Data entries
=======

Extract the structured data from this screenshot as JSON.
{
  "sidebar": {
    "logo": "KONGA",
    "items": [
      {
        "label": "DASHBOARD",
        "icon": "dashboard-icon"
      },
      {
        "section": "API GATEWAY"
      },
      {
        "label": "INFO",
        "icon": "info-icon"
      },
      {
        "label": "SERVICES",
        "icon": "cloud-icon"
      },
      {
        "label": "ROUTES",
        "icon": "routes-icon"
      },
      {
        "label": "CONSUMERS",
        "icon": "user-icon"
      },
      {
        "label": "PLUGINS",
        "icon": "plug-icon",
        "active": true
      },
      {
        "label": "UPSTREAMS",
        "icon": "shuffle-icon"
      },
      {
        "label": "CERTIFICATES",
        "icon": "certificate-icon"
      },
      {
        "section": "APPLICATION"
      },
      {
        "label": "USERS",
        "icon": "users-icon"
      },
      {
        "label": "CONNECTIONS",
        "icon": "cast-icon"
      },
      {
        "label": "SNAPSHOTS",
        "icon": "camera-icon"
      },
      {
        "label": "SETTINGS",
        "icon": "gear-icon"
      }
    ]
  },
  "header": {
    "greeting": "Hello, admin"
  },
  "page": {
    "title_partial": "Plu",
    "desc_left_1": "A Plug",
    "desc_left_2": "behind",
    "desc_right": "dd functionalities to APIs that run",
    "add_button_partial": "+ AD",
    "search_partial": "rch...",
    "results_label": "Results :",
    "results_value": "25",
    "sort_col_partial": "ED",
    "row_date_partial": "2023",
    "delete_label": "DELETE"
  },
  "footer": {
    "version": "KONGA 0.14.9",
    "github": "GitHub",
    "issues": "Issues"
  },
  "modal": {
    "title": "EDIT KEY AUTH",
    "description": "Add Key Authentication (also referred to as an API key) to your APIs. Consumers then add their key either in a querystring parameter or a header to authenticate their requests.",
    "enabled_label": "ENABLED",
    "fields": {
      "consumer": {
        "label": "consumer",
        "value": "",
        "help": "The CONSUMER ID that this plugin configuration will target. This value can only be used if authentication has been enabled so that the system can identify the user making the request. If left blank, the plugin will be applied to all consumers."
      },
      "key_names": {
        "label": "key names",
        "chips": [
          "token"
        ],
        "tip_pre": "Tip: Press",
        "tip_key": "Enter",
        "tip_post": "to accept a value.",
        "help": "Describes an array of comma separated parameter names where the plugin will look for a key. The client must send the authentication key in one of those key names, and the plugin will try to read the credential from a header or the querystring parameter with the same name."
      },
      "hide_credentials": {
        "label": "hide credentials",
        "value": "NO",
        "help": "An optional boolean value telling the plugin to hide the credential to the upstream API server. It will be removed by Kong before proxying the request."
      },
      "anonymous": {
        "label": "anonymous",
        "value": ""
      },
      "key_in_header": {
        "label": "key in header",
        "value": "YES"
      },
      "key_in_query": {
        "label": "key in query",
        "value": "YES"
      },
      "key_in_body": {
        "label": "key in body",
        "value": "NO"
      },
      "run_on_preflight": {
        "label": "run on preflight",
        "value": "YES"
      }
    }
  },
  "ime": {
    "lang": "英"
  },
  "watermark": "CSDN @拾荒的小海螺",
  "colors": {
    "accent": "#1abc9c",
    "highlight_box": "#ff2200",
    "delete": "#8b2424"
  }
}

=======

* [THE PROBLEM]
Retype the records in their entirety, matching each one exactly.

* [ANSWER TO THE EXERCISE]
Extract the structured data from this screenshot as JSON.
{
  "sidebar": {
    "logo": "KONGA",
    "items": [
      {
        "label": "DASHBOARD",
        "icon": "dashboard-icon"
      },
      {
        "section": "API GATEWAY"
      },
      {
        "label": "INFO",
        "icon": "info-icon"
      },
      {
        "label": "SERVICES",
        "icon": "cloud-icon"
      },
      {
        "label": "ROUTES",
        "icon": "routes-icon"
      },
      {
        "label": "CONSUMERS",
        "icon": "user-icon"
      },
      {
        "label": "PLUGINS",
        "icon": "plug-icon",
        "active": true
      },
      {
        "label": "UPSTREAMS",
        "icon": "shuffle-icon"
      },
      {
        "label": "CERTIFICATES",
        "icon": "certificate-icon"
      },
      {
        "section": "APPLICATION"
      },
      {
        "label": "USERS",
        "icon": "users-icon"
      },
      {
        "label": "CONNECTIONS",
        "icon": "cast-icon"
      },
      {
        "label": "SNAPSHOTS",
        "icon": "camera-icon"
      },
      {
        "label": "SETTINGS",
        "icon": "gear-icon"
      }
    ]
  },
  "header": {
    "greeting": "Hello, admin"
  },
  "page": {
    "title_partial": "Plu",
    "desc_left_1": "A Plug",
    "desc_left_2": "behind",
    "desc_right": "dd functionalities to APIs that run",
    "add_button_partial": "+ AD",
    "search_partial": "rch...",
    "results_label": "Results :",
    "results_value": "25",
    "sort_col_partial": "ED",
    "row_date_partial": "2023",
    "delete_label": "DELETE"
  },
  "footer": {
    "version": "KONGA 0.14.9",
    "github": "GitHub",
    "issues": "Issues"
  },
  "modal": {
    "title": "EDIT KEY AUTH",
    "description": "Add Key Authentication (also referred to as an API key) to your APIs. Consumers then add their key either in a querystring parameter or a header to authenticate their requests.",
    "enabled_label": "ENABLED",
    "fields": {
      "consumer": {
        "label": "consumer",
        "value": "",
        "help": "The CONSUMER ID that this plugin configuration will target. This value can only be used if authentication has been enabled so that the system can identify the user making the request. If left blank, the plugin will be applied to all consumers."
      },
      "key_names": {
        "label": "key names",
        "chips": [
          "token"
        ],
        "tip_pre": "Tip: Press",
        "tip_key": "Enter",
        "tip_post": "to accept a value.",
        "help": "Describes an array of comma separated parameter names where the plugin will look for a key. The client must send the authentication key in one of those key names, and the plugin will try to read the credential from a header or the querystring parameter with the same name."
      },
      "hide_credentials": {
        "label": "hide credentials",
        "value": "NO",
        "help": "An optional boolean value telling the plugin to hide the credential to the upstream API server. It will be removed by Kong before proxying the request."
      },
      "anonymous": {
        "label": "anonymous",
        "value": ""
      },
      "key_in_header": {
        "label": "key in header",
        "value": "YES"
      },
      "key_in_query": {
        "label": "key in query",
        "value": "YES"
      },
      "key_in_body": {
        "label": "key in body",
        "value": "NO"
      },
      "run_on_preflight": {
        "label": "run on preflight",
        "value": "YES"
      }
    }
  },
  "ime": {
    "lang": "英"
  },
  "watermark": "CSDN @拾荒的小海螺",
  "colors": {
    "accent": "#1abc9c",
    "highlight_box": "#ff2200",
    "delete": "#8b2424"
  }
}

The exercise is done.